Environmental Restoration Planners


Employment Prospects


About 85,000 environmental scientists and specialists, a group that includes environmental restoration planners, are employed in the United States, according to the U.S. Department of Labor. Forty-two percent work for federal, state, and local government agencies. Many others work in the private sector for architectural, engineering, scientific, management, and technical consulting companies. 

Starting Out

Environmental restoration planners often get started in their careers through internships or part-time jobs at environmental restoration planning consultancies. They find opportunities through professional associations such as the American Planning Association and the National Association of Environmental Professionals, as well as by contacting companies directly. 

Advancement Prospects

Environmental restoration planners with five or more years of experience advance by taking on more complex projects. Senior-level planners may be promoted to management roles, in which they oversee the work of others while handling larger projects. They may become division or district managers, responsible for larger regions. Full-time environmental restoration planners may leave their positions to start their own consulting businesses. Others may go back to school to earn an advanced degree or get certified to improve their skills and knowledge in certain areas of environmental restoration planning. Lecturing at professional associations' events and conferences, teaching in colleges, and writing for trade publications are other ways that planners share their expertise and advance in their field.

Tips for Entry

Keep up with news and developments in the field by reading publications such as Planning (http://www.planning.org/planning) and Restoration Ecology (http://www.ser.org/page/RestorationEcology).

Visit https://www.planning.org/jobs/search and https://naep-jobs.careerwebsite.com for job listings.

Find industry publications, educational workshops, networking opportunities, and other resources through membership to professional associations, such as the American Planning Association, https://www.planning.org, and the National Association of Environmental Planners, http://www.naep.org.

Get an internship or part-time job at an environmental restoration planning consultancy. Ask your school's career services office for help with locating opportunities.

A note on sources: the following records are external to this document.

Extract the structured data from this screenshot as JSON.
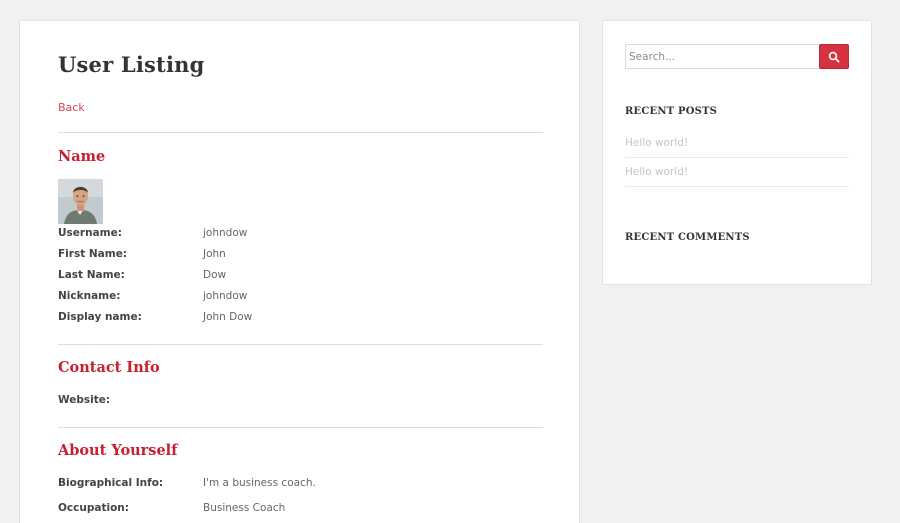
{
  "main": {
    "title": "User Listing",
    "back_label": "Back",
    "sections": {
      "name": {
        "heading": "Name",
        "fields": [
          {
            "label": "Username:",
            "value": "johndow"
          },
          {
            "label": "First Name:",
            "value": "John"
          },
          {
            "label": "Last Name:",
            "value": "Dow"
          },
          {
            "label": "Nickname:",
            "value": "johndow"
          },
          {
            "label": "Display name:",
            "value": "John Dow"
          }
        ]
      },
      "contact": {
        "heading": "Contact Info",
        "fields": [
          {
            "label": "Website:",
            "value": ""
          }
        ]
      },
      "about": {
        "heading": "About Yourself",
        "fields": [
          {
            "label": "Biographical Info:",
            "value": "I'm a business coach."
          },
          {
            "label": "Occupation:",
            "value": "Business Coach"
          }
        ]
      }
    }
  },
  "sidebar": {
    "search": {
      "placeholder": "Search...",
      "icon": "search-icon"
    },
    "recent_posts": {
      "title": "RECENT POSTS",
      "items": [
        "Hello world!",
        "Hello world!"
      ]
    },
    "recent_comments": {
      "title": "RECENT COMMENTS"
    }
  },
  "colors": {
    "accent": "#c8202f",
    "link": "#d84a55",
    "button": "#d5333f",
    "background": "#f1f1f1"
  }
}
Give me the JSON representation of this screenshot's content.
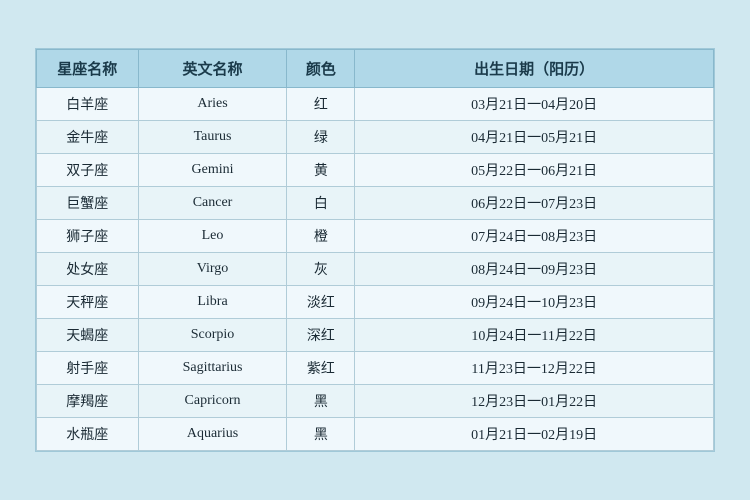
{
  "table": {
    "headers": [
      "星座名称",
      "英文名称",
      "颜色",
      "出生日期（阳历）"
    ],
    "rows": [
      {
        "chinese": "白羊座",
        "english": "Aries",
        "color": "红",
        "date": "03月21日一04月20日"
      },
      {
        "chinese": "金牛座",
        "english": "Taurus",
        "color": "绿",
        "date": "04月21日一05月21日"
      },
      {
        "chinese": "双子座",
        "english": "Gemini",
        "color": "黄",
        "date": "05月22日一06月21日"
      },
      {
        "chinese": "巨蟹座",
        "english": "Cancer",
        "color": "白",
        "date": "06月22日一07月23日"
      },
      {
        "chinese": "狮子座",
        "english": "Leo",
        "color": "橙",
        "date": "07月24日一08月23日"
      },
      {
        "chinese": "处女座",
        "english": "Virgo",
        "color": "灰",
        "date": "08月24日一09月23日"
      },
      {
        "chinese": "天秤座",
        "english": "Libra",
        "color": "淡红",
        "date": "09月24日一10月23日"
      },
      {
        "chinese": "天蝎座",
        "english": "Scorpio",
        "color": "深红",
        "date": "10月24日一11月22日"
      },
      {
        "chinese": "射手座",
        "english": "Sagittarius",
        "color": "紫红",
        "date": "11月23日一12月22日"
      },
      {
        "chinese": "摩羯座",
        "english": "Capricorn",
        "color": "黑",
        "date": "12月23日一01月22日"
      },
      {
        "chinese": "水瓶座",
        "english": "Aquarius",
        "color": "黑",
        "date": "01月21日一02月19日"
      }
    ]
  }
}
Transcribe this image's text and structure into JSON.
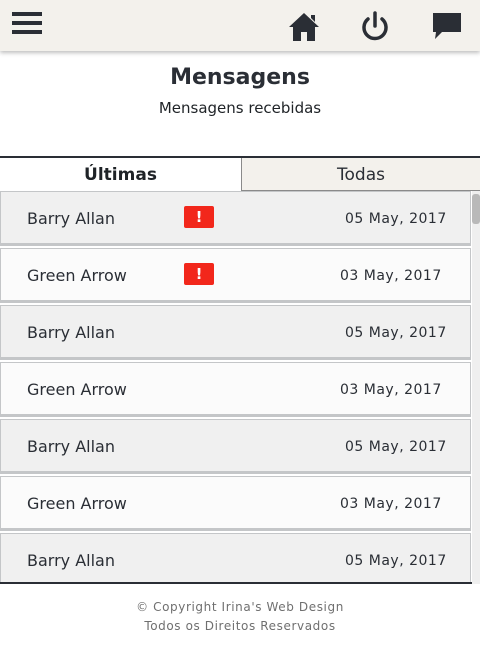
{
  "header": {
    "icons": [
      "menu-icon",
      "home-icon",
      "power-icon",
      "chat-icon"
    ]
  },
  "page": {
    "title": "Mensagens",
    "subtitle": "Mensagens recebidas"
  },
  "tabs": [
    {
      "label": "Últimas",
      "active": true
    },
    {
      "label": "Todas",
      "active": false
    }
  ],
  "messages": [
    {
      "sender": "Barry Allan",
      "alert": "!",
      "date": "05 May, 2017"
    },
    {
      "sender": "Green Arrow",
      "alert": "!",
      "date": "03 May, 2017"
    },
    {
      "sender": "Barry Allan",
      "alert": "",
      "date": "05 May, 2017"
    },
    {
      "sender": "Green Arrow",
      "alert": "",
      "date": "03 May, 2017"
    },
    {
      "sender": "Barry Allan",
      "alert": "",
      "date": "05 May, 2017"
    },
    {
      "sender": "Green Arrow",
      "alert": "",
      "date": "03 May, 2017"
    },
    {
      "sender": "Barry Allan",
      "alert": "",
      "date": "05 May, 2017"
    }
  ],
  "footer": {
    "copyright": "© Copyright Irina's Web Design",
    "rights": "Todos os Direitos Reservados"
  },
  "colors": {
    "header_bg": "#f3f1ec",
    "text_dark": "#2a2e35",
    "alert_red": "#f2271b"
  }
}
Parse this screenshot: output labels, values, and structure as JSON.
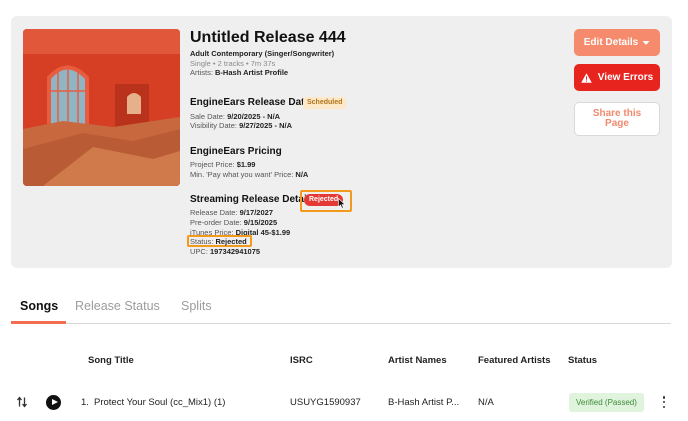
{
  "release": {
    "title": "Untitled Release 444",
    "genre": "Adult Contemporary (Singer/Songwriter)",
    "meta": "Single • 2 tracks • 7m 37s",
    "artists_label": "Artists:",
    "artists_value": "B-Hash Artist Profile"
  },
  "release_dates": {
    "heading": "EngineEars Release Dates",
    "badge": "Scheduled",
    "sale_label": "Sale Date:",
    "sale_value": "9/20/2025 - N/A",
    "visibility_label": "Visibility Date:",
    "visibility_value": "9/27/2025 - N/A"
  },
  "pricing": {
    "heading": "EngineEars Pricing",
    "project_label": "Project Price:",
    "project_value": "$1.99",
    "min_label": "Min. 'Pay what you want' Price:",
    "min_value": "N/A"
  },
  "streaming": {
    "heading": "Streaming Release Details",
    "badge": "Rejected",
    "release_label": "Release Date:",
    "release_value": "9/17/2027",
    "preorder_label": "Pre-order Date:",
    "preorder_value": "9/15/2025",
    "itunes_label": "iTunes Price:",
    "itunes_value": "Digital 45-$1.99",
    "status_label": "Status:",
    "status_value": "Rejected",
    "upc_label": "UPC:",
    "upc_value": "197342941075"
  },
  "actions": {
    "edit": "Edit Details",
    "errors": "View Errors",
    "share": "Share this Page"
  },
  "tabs": [
    "Songs",
    "Release Status",
    "Splits"
  ],
  "table": {
    "columns": [
      "Song Title",
      "ISRC",
      "Artist Names",
      "Featured Artists",
      "Status"
    ],
    "rows": [
      {
        "index": "1.",
        "title": "Protect Your Soul (cc_Mix1) (1)",
        "isrc": "USUYG1590937",
        "artist": "B-Hash Artist P...",
        "featured": "N/A",
        "status": "Verified (Passed)"
      }
    ]
  },
  "colors": {
    "accent": "#f58a6c",
    "danger": "#e8241f",
    "highlight": "#f39a1c",
    "verified_bg": "#dff3dd",
    "verified_text": "#3d8b3a"
  },
  "icons": [
    "chevron-down-icon",
    "warning-icon",
    "cursor-icon",
    "sort-icon",
    "play-icon",
    "more-vertical-icon"
  ]
}
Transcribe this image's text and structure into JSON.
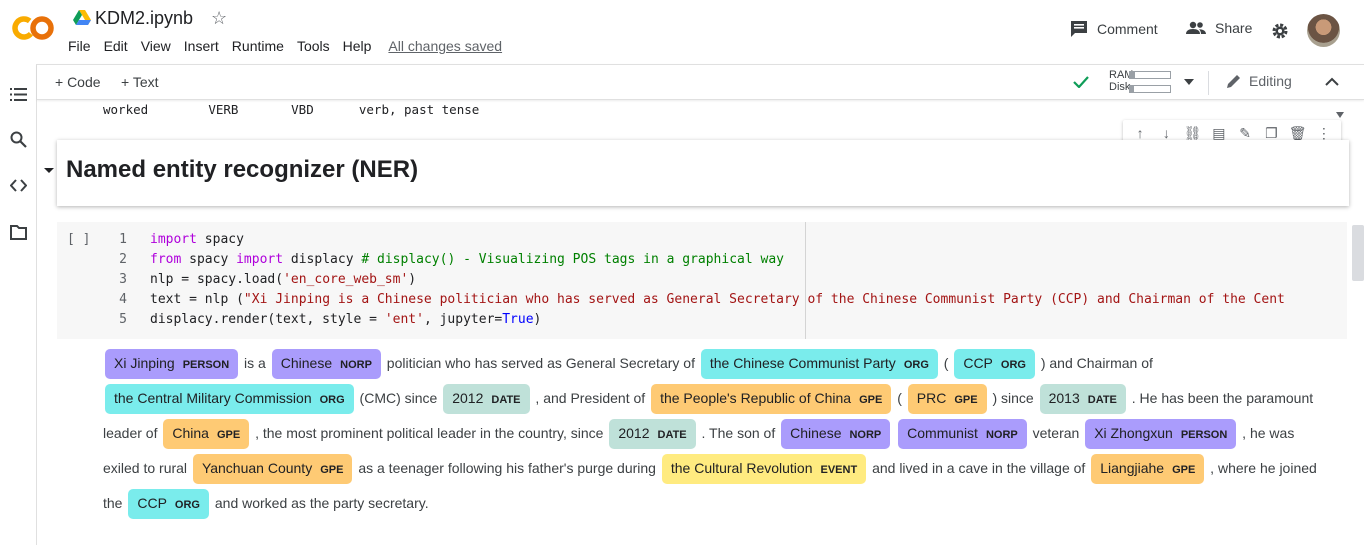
{
  "app": {
    "logo": "CO",
    "notebook_title": "KDM2.ipynb",
    "menu": [
      "File",
      "Edit",
      "View",
      "Insert",
      "Runtime",
      "Tools",
      "Help"
    ],
    "save_status": "All changes saved",
    "comment_label": "Comment",
    "share_label": "Share"
  },
  "toolbar": {
    "add_code": "+ Code",
    "add_text": "+ Text",
    "ram_label": "RAM",
    "disk_label": "Disk",
    "ram_usage": 0.12,
    "disk_usage": 0.1,
    "editing_label": "Editing"
  },
  "previous_output": {
    "line": "worked        VERB       VBD      verb, past tense"
  },
  "text_cell": {
    "heading": "Named entity recognizer (NER)"
  },
  "code_cell": {
    "run_bracket": "[ ]",
    "line_numbers": [
      "1",
      "2",
      "3",
      "4",
      "5"
    ]
  },
  "ner_output": {
    "segments": [
      {
        "text": "Xi Jinping",
        "label": "PERSON"
      },
      {
        "text": " is a "
      },
      {
        "text": "Chinese",
        "label": "NORP"
      },
      {
        "text": " politician who has served as General Secretary of "
      },
      {
        "text": "the Chinese Communist Party",
        "label": "ORG"
      },
      {
        "text": " ( "
      },
      {
        "text": "CCP",
        "label": "ORG"
      },
      {
        "text": " ) and Chairman of "
      },
      {
        "text": "the Central Military Commission",
        "label": "ORG"
      },
      {
        "text": " (CMC) since "
      },
      {
        "text": "2012",
        "label": "DATE"
      },
      {
        "text": " , and President of "
      },
      {
        "text": "the People's Republic of China",
        "label": "GPE"
      },
      {
        "text": " ( "
      },
      {
        "text": "PRC",
        "label": "GPE"
      },
      {
        "text": " ) since "
      },
      {
        "text": "2013",
        "label": "DATE"
      },
      {
        "text": " . He has been the paramount leader of "
      },
      {
        "text": "China",
        "label": "GPE"
      },
      {
        "text": " , the most prominent political leader in the country, since "
      },
      {
        "text": "2012",
        "label": "DATE"
      },
      {
        "text": " . The son of "
      },
      {
        "text": "Chinese",
        "label": "NORP"
      },
      {
        "text": " "
      },
      {
        "text": "Communist",
        "label": "NORP"
      },
      {
        "text": " veteran "
      },
      {
        "text": "Xi Zhongxun",
        "label": "PERSON"
      },
      {
        "text": " , he was exiled to rural "
      },
      {
        "text": "Yanchuan County",
        "label": "GPE"
      },
      {
        "text": " as a teenager following his father's purge during "
      },
      {
        "text": "the Cultural Revolution",
        "label": "EVENT"
      },
      {
        "text": " and lived in a cave in the village of "
      },
      {
        "text": "Liangjiahe",
        "label": "GPE"
      },
      {
        "text": " , where he joined the "
      },
      {
        "text": "CCP",
        "label": "ORG"
      },
      {
        "text": " and worked as the party secretary."
      }
    ]
  }
}
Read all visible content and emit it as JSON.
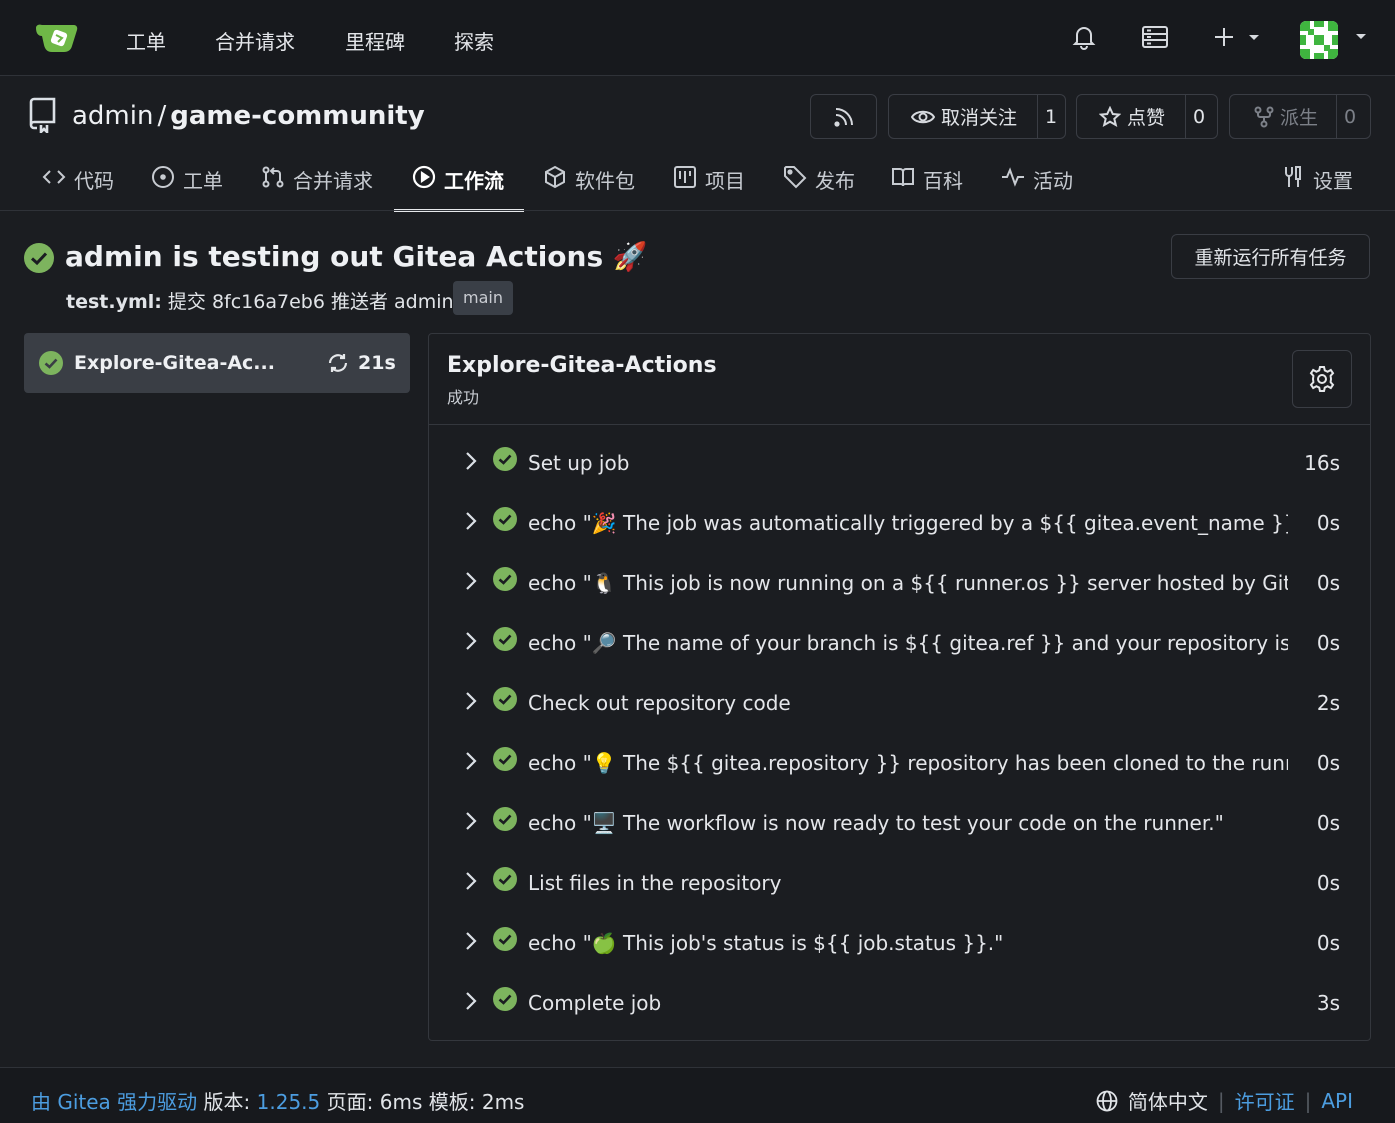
{
  "topnav": {
    "links": [
      "工单",
      "合并请求",
      "里程碑",
      "探索"
    ],
    "icons": [
      "bell-icon",
      "server-icon",
      "plus-icon",
      "avatar"
    ]
  },
  "repo": {
    "owner": "admin",
    "separator": "/",
    "name": "game-community",
    "watch_label": "取消关注",
    "watch_count": "1",
    "star_label": "点赞",
    "star_count": "0",
    "fork_label": "派生",
    "fork_count": "0"
  },
  "tabs": [
    {
      "label": "代码",
      "icon": "code-icon"
    },
    {
      "label": "工单",
      "icon": "issue-icon"
    },
    {
      "label": "合并请求",
      "icon": "pull-request-icon"
    },
    {
      "label": "工作流",
      "icon": "play-icon",
      "active": true
    },
    {
      "label": "软件包",
      "icon": "package-icon"
    },
    {
      "label": "项目",
      "icon": "project-icon"
    },
    {
      "label": "发布",
      "icon": "tag-icon"
    },
    {
      "label": "百科",
      "icon": "book-icon"
    },
    {
      "label": "活动",
      "icon": "pulse-icon"
    },
    {
      "label": "设置",
      "icon": "tools-icon"
    }
  ],
  "run": {
    "title": "admin is testing out Gitea Actions 🚀",
    "subtitle": "test.yml: 提交 8fc16a7eb6 推送者 admin",
    "subtitle_file": "test.yml:",
    "subtitle_rest": "提交 8fc16a7eb6 推送者 admin",
    "branch": "main",
    "rerun_label": "重新运行所有任务"
  },
  "job": {
    "name": "Explore-Gitea-Ac...",
    "duration": "21s"
  },
  "panel": {
    "title": "Explore-Gitea-Actions",
    "status": "成功"
  },
  "steps": [
    {
      "name": "Set up job",
      "duration": "16s"
    },
    {
      "name": "echo \"🎉 The job was automatically triggered by a ${{ gitea.event_name }} event.\"",
      "duration": "0s"
    },
    {
      "name": "echo \"🐧 This job is now running on a ${{ runner.os }} server hosted by Gitea!\"",
      "duration": "0s"
    },
    {
      "name": "echo \"🔎 The name of your branch is ${{ gitea.ref }} and your repository is ${{ git...",
      "duration": "0s"
    },
    {
      "name": "Check out repository code",
      "duration": "2s"
    },
    {
      "name": "echo \"💡 The ${{ gitea.repository }} repository has been cloned to the runner.\"",
      "duration": "0s"
    },
    {
      "name": "echo \"🖥️ The workflow is now ready to test your code on the runner.\"",
      "duration": "0s"
    },
    {
      "name": "List files in the repository",
      "duration": "0s"
    },
    {
      "name": "echo \"🍏 This job's status is ${{ job.status }}.\"",
      "duration": "0s"
    },
    {
      "name": "Complete job",
      "duration": "3s"
    }
  ],
  "footer": {
    "powered": "由 Gitea 强力驱动",
    "version_label": "版本:",
    "version": "1.25.5",
    "page_label": "页面:",
    "page_time": "6ms",
    "template_label": "模板:",
    "template_time": "2ms",
    "language": "简体中文",
    "license": "许可证",
    "api": "API"
  },
  "colors": {
    "success": "#7db45e",
    "link": "#4c9de0",
    "background": "#1b1d21"
  }
}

Attend events and conferences, such as the APA’s National Planning Conference (http://www.planning.org/conference), for opportunities to meet and learn from planning professionals.